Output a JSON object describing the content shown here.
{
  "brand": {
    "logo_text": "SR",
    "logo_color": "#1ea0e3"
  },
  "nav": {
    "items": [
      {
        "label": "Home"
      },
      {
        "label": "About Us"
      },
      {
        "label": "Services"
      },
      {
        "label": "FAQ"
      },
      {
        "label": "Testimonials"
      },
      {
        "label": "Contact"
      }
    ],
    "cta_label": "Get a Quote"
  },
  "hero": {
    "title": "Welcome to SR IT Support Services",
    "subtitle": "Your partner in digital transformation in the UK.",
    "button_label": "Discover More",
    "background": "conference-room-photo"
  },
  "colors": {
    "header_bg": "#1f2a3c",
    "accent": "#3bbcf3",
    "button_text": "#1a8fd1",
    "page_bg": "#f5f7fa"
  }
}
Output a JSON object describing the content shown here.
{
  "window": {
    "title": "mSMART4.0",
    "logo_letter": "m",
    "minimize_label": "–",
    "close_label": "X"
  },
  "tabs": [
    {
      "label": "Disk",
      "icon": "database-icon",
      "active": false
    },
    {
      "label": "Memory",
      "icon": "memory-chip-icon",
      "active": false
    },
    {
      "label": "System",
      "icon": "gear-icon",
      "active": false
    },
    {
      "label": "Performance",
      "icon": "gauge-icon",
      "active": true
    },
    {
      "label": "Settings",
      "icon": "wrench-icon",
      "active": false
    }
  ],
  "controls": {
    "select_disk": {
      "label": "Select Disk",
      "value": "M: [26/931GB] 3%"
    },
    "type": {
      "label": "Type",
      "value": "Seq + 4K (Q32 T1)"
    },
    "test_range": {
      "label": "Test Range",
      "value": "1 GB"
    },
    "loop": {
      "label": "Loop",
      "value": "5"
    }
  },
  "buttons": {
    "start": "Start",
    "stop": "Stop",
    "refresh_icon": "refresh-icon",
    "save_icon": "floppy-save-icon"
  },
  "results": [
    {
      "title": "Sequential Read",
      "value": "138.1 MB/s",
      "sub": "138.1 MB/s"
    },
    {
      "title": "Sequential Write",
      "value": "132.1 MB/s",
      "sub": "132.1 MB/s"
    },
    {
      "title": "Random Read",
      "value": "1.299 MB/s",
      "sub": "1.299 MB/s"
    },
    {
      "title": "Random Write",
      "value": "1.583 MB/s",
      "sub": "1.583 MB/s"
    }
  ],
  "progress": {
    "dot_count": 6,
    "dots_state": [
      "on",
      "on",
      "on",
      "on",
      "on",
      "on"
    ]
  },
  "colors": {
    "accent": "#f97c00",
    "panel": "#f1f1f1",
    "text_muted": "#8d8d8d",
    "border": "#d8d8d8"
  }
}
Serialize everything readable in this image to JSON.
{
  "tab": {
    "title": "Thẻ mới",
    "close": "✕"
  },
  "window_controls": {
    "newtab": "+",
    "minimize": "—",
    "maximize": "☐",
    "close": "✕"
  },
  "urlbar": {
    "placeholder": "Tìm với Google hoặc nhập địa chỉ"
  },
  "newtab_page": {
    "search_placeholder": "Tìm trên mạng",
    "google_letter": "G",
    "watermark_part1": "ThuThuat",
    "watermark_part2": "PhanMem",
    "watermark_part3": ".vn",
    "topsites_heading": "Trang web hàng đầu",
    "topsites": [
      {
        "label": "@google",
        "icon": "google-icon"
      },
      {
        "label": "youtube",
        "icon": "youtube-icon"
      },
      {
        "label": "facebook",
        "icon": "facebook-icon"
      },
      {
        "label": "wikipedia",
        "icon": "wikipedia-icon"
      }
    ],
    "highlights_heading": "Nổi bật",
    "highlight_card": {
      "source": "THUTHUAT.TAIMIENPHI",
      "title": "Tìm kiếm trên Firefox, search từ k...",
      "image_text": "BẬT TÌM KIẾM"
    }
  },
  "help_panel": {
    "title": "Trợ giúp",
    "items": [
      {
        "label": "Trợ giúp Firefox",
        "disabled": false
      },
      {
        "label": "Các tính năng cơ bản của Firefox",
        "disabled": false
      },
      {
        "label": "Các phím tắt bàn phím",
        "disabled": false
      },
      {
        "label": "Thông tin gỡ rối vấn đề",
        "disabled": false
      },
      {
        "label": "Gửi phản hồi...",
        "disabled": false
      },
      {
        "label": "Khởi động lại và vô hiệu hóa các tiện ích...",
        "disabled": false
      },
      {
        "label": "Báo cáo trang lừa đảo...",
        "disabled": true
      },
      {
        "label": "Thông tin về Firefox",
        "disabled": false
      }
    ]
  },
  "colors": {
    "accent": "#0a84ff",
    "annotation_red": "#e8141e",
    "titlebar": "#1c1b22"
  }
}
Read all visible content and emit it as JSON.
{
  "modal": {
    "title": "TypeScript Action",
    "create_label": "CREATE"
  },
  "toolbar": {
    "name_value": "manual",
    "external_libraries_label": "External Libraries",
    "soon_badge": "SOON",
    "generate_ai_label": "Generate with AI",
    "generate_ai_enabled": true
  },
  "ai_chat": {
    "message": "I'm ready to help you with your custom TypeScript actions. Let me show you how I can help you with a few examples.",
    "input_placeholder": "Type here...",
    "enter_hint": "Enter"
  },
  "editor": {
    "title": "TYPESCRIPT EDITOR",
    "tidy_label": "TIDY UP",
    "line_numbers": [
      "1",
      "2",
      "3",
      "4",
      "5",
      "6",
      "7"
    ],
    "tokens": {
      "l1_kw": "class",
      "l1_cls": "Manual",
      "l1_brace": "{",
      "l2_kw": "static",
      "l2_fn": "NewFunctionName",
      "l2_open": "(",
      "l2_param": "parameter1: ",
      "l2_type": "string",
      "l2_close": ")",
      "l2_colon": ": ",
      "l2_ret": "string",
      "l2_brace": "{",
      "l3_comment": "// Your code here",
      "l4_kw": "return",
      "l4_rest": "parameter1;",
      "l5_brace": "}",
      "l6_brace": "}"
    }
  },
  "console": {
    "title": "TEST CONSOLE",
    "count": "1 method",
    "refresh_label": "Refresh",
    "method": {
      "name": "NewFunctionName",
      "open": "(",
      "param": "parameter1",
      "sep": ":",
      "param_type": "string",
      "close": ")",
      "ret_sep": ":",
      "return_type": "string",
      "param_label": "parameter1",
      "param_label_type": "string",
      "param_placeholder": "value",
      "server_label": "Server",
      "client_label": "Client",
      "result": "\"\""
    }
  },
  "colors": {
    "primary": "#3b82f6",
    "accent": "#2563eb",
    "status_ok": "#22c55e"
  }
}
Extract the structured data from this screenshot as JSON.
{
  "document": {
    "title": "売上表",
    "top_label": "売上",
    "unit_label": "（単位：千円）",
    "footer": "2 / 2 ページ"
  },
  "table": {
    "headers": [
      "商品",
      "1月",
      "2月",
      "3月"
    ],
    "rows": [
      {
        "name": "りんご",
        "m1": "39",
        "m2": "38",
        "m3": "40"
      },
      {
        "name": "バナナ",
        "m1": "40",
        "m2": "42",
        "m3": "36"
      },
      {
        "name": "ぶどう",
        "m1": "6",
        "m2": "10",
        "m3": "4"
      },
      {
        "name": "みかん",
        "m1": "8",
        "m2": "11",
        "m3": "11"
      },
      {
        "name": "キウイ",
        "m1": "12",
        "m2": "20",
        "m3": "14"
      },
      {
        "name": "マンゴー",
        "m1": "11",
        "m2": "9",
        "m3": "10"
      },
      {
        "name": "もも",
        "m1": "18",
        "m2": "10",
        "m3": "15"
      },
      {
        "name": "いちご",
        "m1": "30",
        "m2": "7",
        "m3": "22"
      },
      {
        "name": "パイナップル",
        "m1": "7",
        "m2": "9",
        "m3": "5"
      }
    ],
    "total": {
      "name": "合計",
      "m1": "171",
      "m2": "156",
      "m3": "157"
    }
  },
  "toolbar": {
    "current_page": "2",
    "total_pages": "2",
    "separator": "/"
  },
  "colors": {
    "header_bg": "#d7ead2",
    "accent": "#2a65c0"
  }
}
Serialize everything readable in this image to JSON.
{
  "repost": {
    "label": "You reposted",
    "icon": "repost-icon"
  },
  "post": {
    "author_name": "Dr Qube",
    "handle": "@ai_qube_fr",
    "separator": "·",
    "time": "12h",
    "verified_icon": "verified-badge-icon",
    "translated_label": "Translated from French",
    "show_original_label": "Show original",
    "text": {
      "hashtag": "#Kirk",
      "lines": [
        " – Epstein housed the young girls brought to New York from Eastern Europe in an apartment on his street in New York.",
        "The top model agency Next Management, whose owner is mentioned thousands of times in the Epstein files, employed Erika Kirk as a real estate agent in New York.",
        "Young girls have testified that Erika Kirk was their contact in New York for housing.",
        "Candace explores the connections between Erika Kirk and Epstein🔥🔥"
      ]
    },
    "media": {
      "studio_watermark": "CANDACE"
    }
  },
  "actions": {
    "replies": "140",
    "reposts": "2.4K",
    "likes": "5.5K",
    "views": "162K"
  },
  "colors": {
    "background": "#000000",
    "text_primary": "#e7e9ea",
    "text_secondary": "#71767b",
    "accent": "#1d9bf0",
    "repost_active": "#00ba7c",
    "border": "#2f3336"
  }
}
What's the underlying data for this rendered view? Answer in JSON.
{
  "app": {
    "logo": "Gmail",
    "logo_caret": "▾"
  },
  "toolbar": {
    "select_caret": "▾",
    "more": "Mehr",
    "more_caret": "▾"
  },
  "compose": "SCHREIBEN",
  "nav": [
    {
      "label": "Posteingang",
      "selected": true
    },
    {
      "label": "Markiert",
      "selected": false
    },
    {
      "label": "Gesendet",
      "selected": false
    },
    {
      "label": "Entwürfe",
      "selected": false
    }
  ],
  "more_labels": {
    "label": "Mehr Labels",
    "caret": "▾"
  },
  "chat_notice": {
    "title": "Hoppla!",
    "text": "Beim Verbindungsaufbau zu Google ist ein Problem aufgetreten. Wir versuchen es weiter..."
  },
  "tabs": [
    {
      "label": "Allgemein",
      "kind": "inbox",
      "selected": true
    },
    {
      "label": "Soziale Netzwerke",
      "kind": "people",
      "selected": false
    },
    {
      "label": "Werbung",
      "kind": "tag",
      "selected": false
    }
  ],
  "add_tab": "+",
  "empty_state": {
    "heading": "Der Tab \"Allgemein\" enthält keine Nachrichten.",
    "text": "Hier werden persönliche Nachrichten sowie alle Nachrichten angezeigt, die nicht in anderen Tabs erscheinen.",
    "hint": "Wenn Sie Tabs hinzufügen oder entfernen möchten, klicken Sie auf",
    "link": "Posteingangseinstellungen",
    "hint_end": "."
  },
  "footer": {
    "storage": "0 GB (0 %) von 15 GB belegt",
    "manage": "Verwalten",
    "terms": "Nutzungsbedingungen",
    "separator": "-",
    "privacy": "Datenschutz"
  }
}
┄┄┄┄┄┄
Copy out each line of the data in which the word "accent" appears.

> [Written answer]
    "accent": "#3bbcf3",
    "accent": "#f97c00",
    "accent": "#0a84ff",
    "accent": "#2563eb",
    "accent": "#2a65c0"
    "accent": "#1d9bf0",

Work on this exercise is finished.